 “M2 PressWire.” Smart Home Market worth. N.p., n.d. Web. .
Great read Maria! Interesting pick for the topic of digital transformation. I couldn’t even fathom the far-reaching impact of digitization on traditional sectors such as utilities. As mentioned by arc, utilities companies haven’t really been the home to innovation and it is great to see Florida Power & Light lead the charge and be rewarded for it by winning National Award for Electric Reliability Excellence in the U.S. for Second Consecutive Year. This was awarded for Continued investments to build a stronger and smarter energy grids. 
It is also great to see others follow suit globally. According to a new EY report, Digital grid is becoming a primary focus area for the global power and utilities sector, with 92% of companies surveyed planning to invest in the next 12 months. In the next five to seven years, investment in digital grids is expected to be in the region of US$500b. 
A huge potential that I see for FPL is to leverage digitization for customer relationship management. Many utilities have already launched mobile applications for bill notification, presentment, and payment, as well as for outage management . Given the impact of IoT, these mobile applications can extend into smart homes and connected buildings.

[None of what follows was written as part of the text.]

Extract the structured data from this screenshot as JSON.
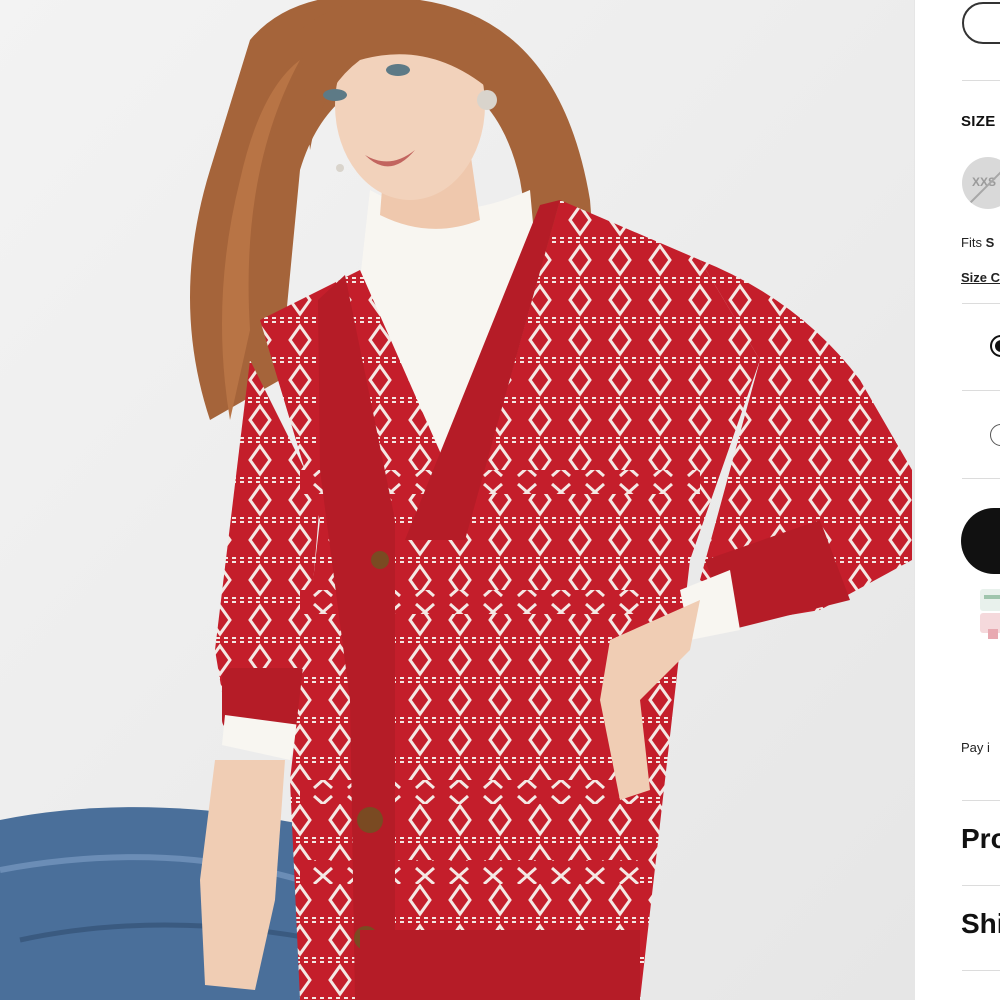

Maria, thanks for the insightful post. It is unfortunate to learn that FPL opposed legislation to encourage distributed energy generation, though, as you mention, it is understandable given that it represents a potential for a decline in their traditional revenue streams. It does seem likely, however, that a trend toward distributed generation, paired with smart grid capability, will lead to myriad new business models on which FPL can capitalize. You, Arc and Stephen all mentioned excellent ideas for potential incremental revenue opportunities. I wonder if there are significant cost savings to be had as well: could FPL avoid costly capital expenditures in grid maintenance or capacity expansion that they likely have planned for the next couple of decades? As distributed generation and storage increases, it seems the utility may be able to wind down peaker plants, which likely have a significant annual cost, or avoid adding new plants all together.